Review: Faeries, tattooed men, colorful characters, a superb artistic style, mystery, murder, and action, to boot! I felt like this game was designed for me. Others complain about the repetitiveness of the gameplay, but I always found something new and exciting to try with the numerous faeries, or Folks, whom Keats and Ellen befriend in each realm, even though I found myself sticking to a trustworthy few who would get the job done. In order to ‘befriend’ a Folk, you have to beat it until it’s ‘Id’ pops out and then use the motion controls on the PS3 controller to literally yank it out! This was one of the most stress relieving effects of the gameplay and why I like to say that ‘beating the shinies out of Faeries’ is one of the most gratifying activities you can do in this game. I also love a good mystery and each level dropped enough clues to keep me wanting to know ‘whodunit’ in the end.

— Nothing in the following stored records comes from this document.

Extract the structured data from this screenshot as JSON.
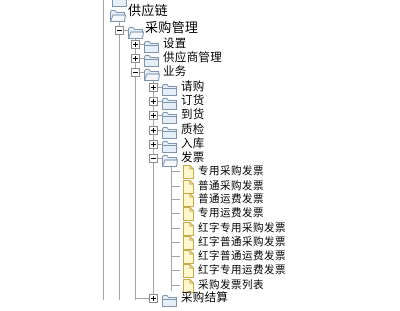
{
  "tree": {
    "root": {
      "label": "供应链"
    },
    "procurement": {
      "label": "采购管理"
    },
    "settings": {
      "label": "设置"
    },
    "supplier_management": {
      "label": "供应商管理"
    },
    "business": {
      "label": "业务"
    },
    "business_items": [
      {
        "label": "请购"
      },
      {
        "label": "订货"
      },
      {
        "label": "到货"
      },
      {
        "label": "质检"
      },
      {
        "label": "入库"
      }
    ],
    "invoice": {
      "label": "发票"
    },
    "invoice_items": [
      {
        "label": "专用采购发票"
      },
      {
        "label": "普通采购发票"
      },
      {
        "label": "普通运费发票"
      },
      {
        "label": "专用运费发票"
      },
      {
        "label": "红字专用采购发票"
      },
      {
        "label": "红字普通采购发票"
      },
      {
        "label": "红字普通运费发票"
      },
      {
        "label": "红字专用运费发票"
      },
      {
        "label": "采购发票列表"
      }
    ],
    "settlement": {
      "label": "采购结算"
    }
  },
  "icons": {
    "folder": "folder-icon",
    "document": "document-icon",
    "expand": "expand-icon",
    "collapse": "collapse-icon"
  },
  "colors": {
    "folder_light": "#e6eef7",
    "folder_dark": "#7e96ad",
    "document_fill": "#fff8cc",
    "document_border": "#c7a94a",
    "tree_line": "#a4a4a4",
    "toggle_border": "#8c8c8c"
  }
}
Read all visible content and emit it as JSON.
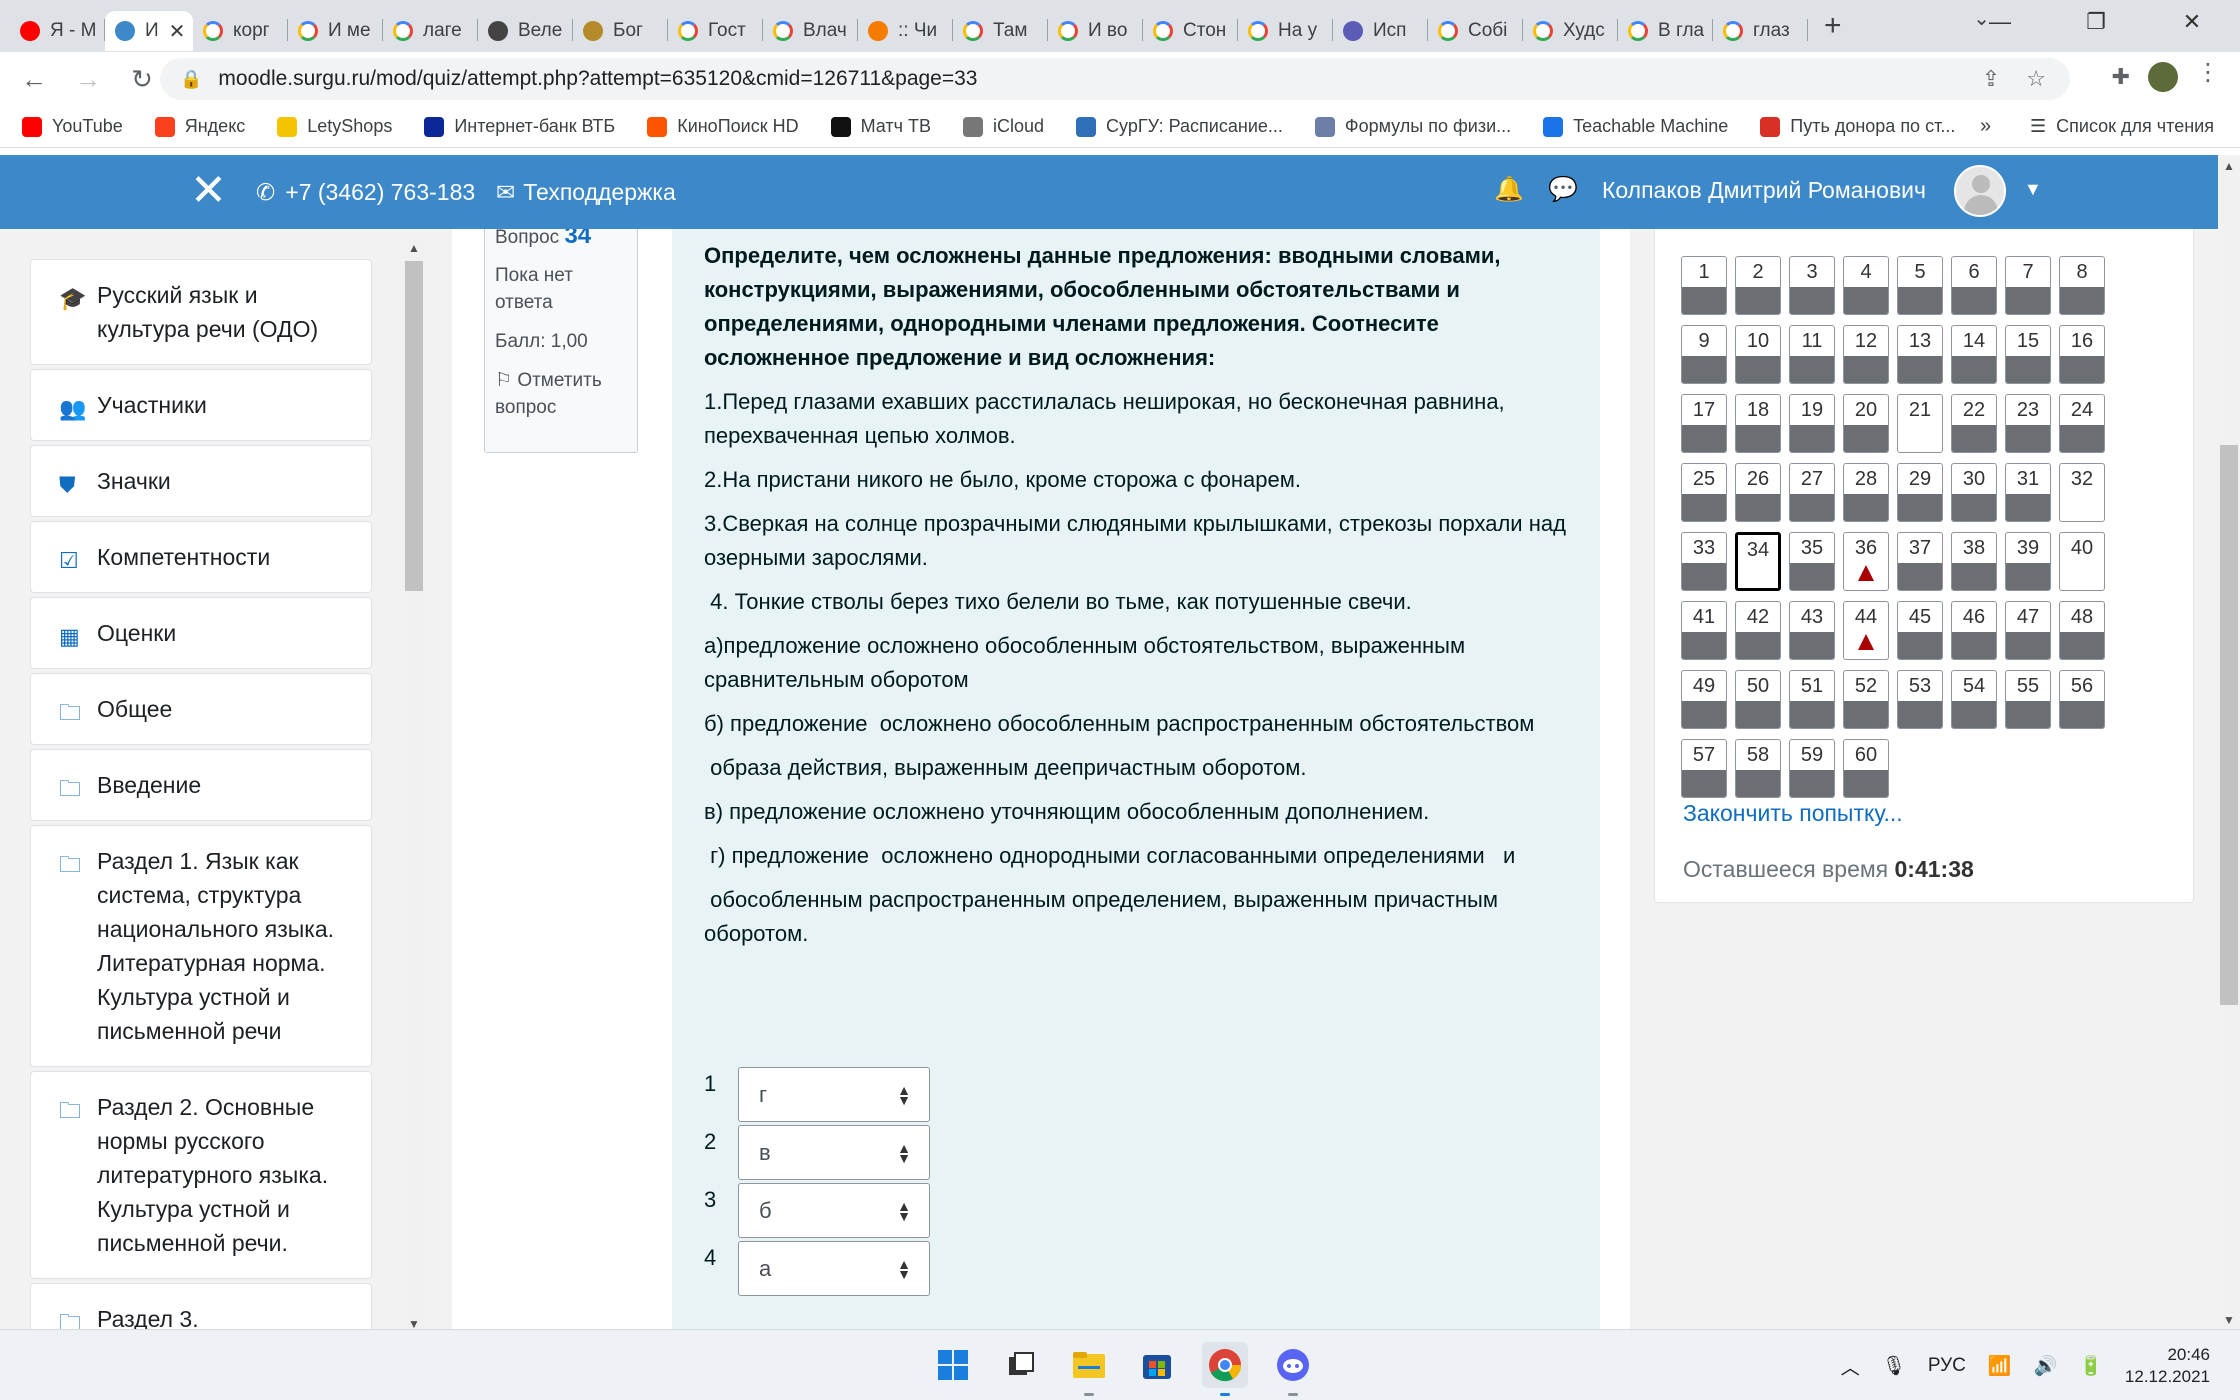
{
  "browser": {
    "tabs": [
      {
        "title": "Я - М",
        "icon": "youtube-icon"
      },
      {
        "title": "И",
        "icon": "moodle-icon",
        "active": true
      },
      {
        "title": "корг",
        "icon": "google-icon"
      },
      {
        "title": "И ме",
        "icon": "google-icon"
      },
      {
        "title": "лаге",
        "icon": "google-icon"
      },
      {
        "title": "Веле",
        "icon": "dict-icon"
      },
      {
        "title": "Бог",
        "icon": "pen-icon"
      },
      {
        "title": "Гост",
        "icon": "google-icon"
      },
      {
        "title": "Влач",
        "icon": "google-icon"
      },
      {
        "title": ":: Чи",
        "icon": "orange-icon"
      },
      {
        "title": "Там",
        "icon": "google-icon"
      },
      {
        "title": "И во",
        "icon": "google-icon"
      },
      {
        "title": "Стон",
        "icon": "google-icon"
      },
      {
        "title": "На у",
        "icon": "google-icon"
      },
      {
        "title": "Исп",
        "icon": "p-icon"
      },
      {
        "title": "Собі",
        "icon": "google-icon"
      },
      {
        "title": "Худс",
        "icon": "google-icon"
      },
      {
        "title": "В гла",
        "icon": "google-icon"
      },
      {
        "title": "глаз",
        "icon": "google-icon"
      }
    ],
    "url": "moodle.surgu.ru/mod/quiz/attempt.php?attempt=635120&cmid=126711&page=33",
    "bookmarks": [
      {
        "label": "YouTube",
        "color": "#ff0000"
      },
      {
        "label": "Яндекс",
        "color": "#fc3f1d"
      },
      {
        "label": "LetyShops",
        "color": "#f5c400"
      },
      {
        "label": "Интернет-банк ВТБ",
        "color": "#0a2896"
      },
      {
        "label": "КиноПоиск HD",
        "color": "#ff5500"
      },
      {
        "label": "Матч ТВ",
        "color": "#111111"
      },
      {
        "label": "iCloud",
        "color": "#777777"
      },
      {
        "label": "СурГУ: Расписание...",
        "color": "#2f6fb8"
      },
      {
        "label": "Формулы по физи...",
        "color": "#6b7fa8"
      },
      {
        "label": "Teachable Machine",
        "color": "#1a73e8"
      },
      {
        "label": "Путь донора по ст...",
        "color": "#d93025"
      }
    ],
    "bookmarks_more": "»",
    "reading_list": "Список для чтения"
  },
  "header": {
    "phone": "+7 (3462) 763-183",
    "support": "Техподдержка",
    "user_name": "Колпаков Дмитрий Романович",
    "color": "#3c88c8"
  },
  "sidebar": {
    "items": [
      {
        "label": "Русский язык и культура речи (ОДО)",
        "icon": "graduation-cap-icon"
      },
      {
        "label": "Участники",
        "icon": "users-icon"
      },
      {
        "label": "Значки",
        "icon": "shield-icon"
      },
      {
        "label": "Компетентности",
        "icon": "checkbox-icon"
      },
      {
        "label": "Оценки",
        "icon": "table-icon"
      },
      {
        "label": "Общее",
        "icon": "folder-icon"
      },
      {
        "label": "Введение",
        "icon": "folder-icon"
      },
      {
        "label": "Раздел 1. Язык как система, структура национального языка. Литературная норма. Культура устной и письменной речи",
        "icon": "folder-icon"
      },
      {
        "label": "Раздел 2. Основные нормы русского литературного языка. Культура устной и письменной речи.",
        "icon": "folder-icon"
      },
      {
        "label": "Раздел 3.",
        "icon": "folder-icon"
      }
    ]
  },
  "question_info": {
    "label": "Вопрос",
    "number": "34",
    "status": "Пока нет ответа",
    "grade": "Балл: 1,00",
    "flag": "Отметить вопрос"
  },
  "question": {
    "prompt": "Определите, чем осложнены данные предложения: вводными словами, конструкциями, выражениями, обособленными обстоятельствами и определениями, однородными членами предложения. Соотнесите  осложненное предложение и вид осложнения:",
    "paragraphs": [
      "1.Перед глазами ехавших расстилалась неширокая, но бесконечная равнина, перехваченная цепью холмов.",
      "2.На пристани никого не было, кроме сторожа с фонарем.",
      "3.Сверкая на солнце прозрачными слюдяными крылышками, стрекозы порхали над    озерными зарослями.",
      " 4. Тонкие стволы берез тихо белели во тьме, как потушенные свечи.",
      "а)предложение осложнено обособленным обстоятельством, выраженным сравнительным оборотом",
      "б) предложение  осложнено обособленным распространенным обстоятельством",
      " образа действия, выраженным деепричастным оборотом.",
      "в) предложение осложнено уточняющим обособленным дополнением.",
      " г) предложение  осложнено однородными согласованными определениями   и",
      " обособленным распространенным определением, выраженным причастным       оборотом."
    ],
    "answers": [
      {
        "num": "1",
        "value": "г"
      },
      {
        "num": "2",
        "value": "в"
      },
      {
        "num": "3",
        "value": "б"
      },
      {
        "num": "4",
        "value": "а"
      }
    ]
  },
  "navigation": {
    "questions": [
      {
        "n": "1",
        "state": "answered"
      },
      {
        "n": "2",
        "state": "answered"
      },
      {
        "n": "3",
        "state": "answered"
      },
      {
        "n": "4",
        "state": "answered"
      },
      {
        "n": "5",
        "state": "answered"
      },
      {
        "n": "6",
        "state": "answered"
      },
      {
        "n": "7",
        "state": "answered"
      },
      {
        "n": "8",
        "state": "answered"
      },
      {
        "n": "9",
        "state": "answered"
      },
      {
        "n": "10",
        "state": "answered"
      },
      {
        "n": "11",
        "state": "answered"
      },
      {
        "n": "12",
        "state": "answered"
      },
      {
        "n": "13",
        "state": "answered"
      },
      {
        "n": "14",
        "state": "answered"
      },
      {
        "n": "15",
        "state": "answered"
      },
      {
        "n": "16",
        "state": "answered"
      },
      {
        "n": "17",
        "state": "answered"
      },
      {
        "n": "18",
        "state": "answered"
      },
      {
        "n": "19",
        "state": "answered"
      },
      {
        "n": "20",
        "state": "answered"
      },
      {
        "n": "21",
        "state": "empty"
      },
      {
        "n": "22",
        "state": "answered"
      },
      {
        "n": "23",
        "state": "answered"
      },
      {
        "n": "24",
        "state": "answered"
      },
      {
        "n": "25",
        "state": "answered"
      },
      {
        "n": "26",
        "state": "answered"
      },
      {
        "n": "27",
        "state": "answered"
      },
      {
        "n": "28",
        "state": "answered"
      },
      {
        "n": "29",
        "state": "answered"
      },
      {
        "n": "30",
        "state": "answered"
      },
      {
        "n": "31",
        "state": "answered"
      },
      {
        "n": "32",
        "state": "empty"
      },
      {
        "n": "33",
        "state": "answered"
      },
      {
        "n": "34",
        "state": "current"
      },
      {
        "n": "35",
        "state": "answered"
      },
      {
        "n": "36",
        "state": "flagged"
      },
      {
        "n": "37",
        "state": "answered"
      },
      {
        "n": "38",
        "state": "answered"
      },
      {
        "n": "39",
        "state": "answered"
      },
      {
        "n": "40",
        "state": "empty"
      },
      {
        "n": "41",
        "state": "answered"
      },
      {
        "n": "42",
        "state": "answered"
      },
      {
        "n": "43",
        "state": "answered"
      },
      {
        "n": "44",
        "state": "flagged"
      },
      {
        "n": "45",
        "state": "answered"
      },
      {
        "n": "46",
        "state": "answered"
      },
      {
        "n": "47",
        "state": "answered"
      },
      {
        "n": "48",
        "state": "answered"
      },
      {
        "n": "49",
        "state": "answered"
      },
      {
        "n": "50",
        "state": "answered"
      },
      {
        "n": "51",
        "state": "answered"
      },
      {
        "n": "52",
        "state": "answered"
      },
      {
        "n": "53",
        "state": "answered"
      },
      {
        "n": "54",
        "state": "answered"
      },
      {
        "n": "55",
        "state": "answered"
      },
      {
        "n": "56",
        "state": "answered"
      },
      {
        "n": "57",
        "state": "answered"
      },
      {
        "n": "58",
        "state": "answered"
      },
      {
        "n": "59",
        "state": "answered"
      },
      {
        "n": "60",
        "state": "answered"
      }
    ],
    "finish_link": "Закончить попытку...",
    "time_label": "Оставшееся время",
    "time_value": "0:41:38"
  },
  "taskbar": {
    "language": "РУС",
    "time": "20:46",
    "date": "12.12.2021"
  }
}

The strength of this game for me, however, was in its visual flair. Each dream realm the characters enter is created from a certain emotion which humans feel towards death, such as the Faerie realm, which was created from the belief of ancient and medieval man in a Elysian Field type of Heaven. The Faery realm is accordingly bright and colorful with a dreamlike haze while other realms, such as the Endless Corridor, conjure mankind’s idle thoughts on modernity producing a realm full of Dali-esque melting landscapes and the abandoned skeletal forms of clocks, thrones,and book shelves. Each level contains a boss, or a Folklore, created from the lost souls of each realm and suiting to its design. I found myself wanting to get through each realm just to see the terrifying or just plain weird creatures at the end of each one.

All in All: This is one of the few games I will probably do fanart for, which is rare for me. If you enjoy a bit of action, mystery, and well…Folklore, than this game is for you.

And now I shall leave you with a brief cut scene from the game which will explain why I list tattooed men as one of its virtues:

Next on my video game palette: Assassin’s Creed, because nothing says ‘badass’ like taking a leap of faith into a hay pile off of a 20 story building.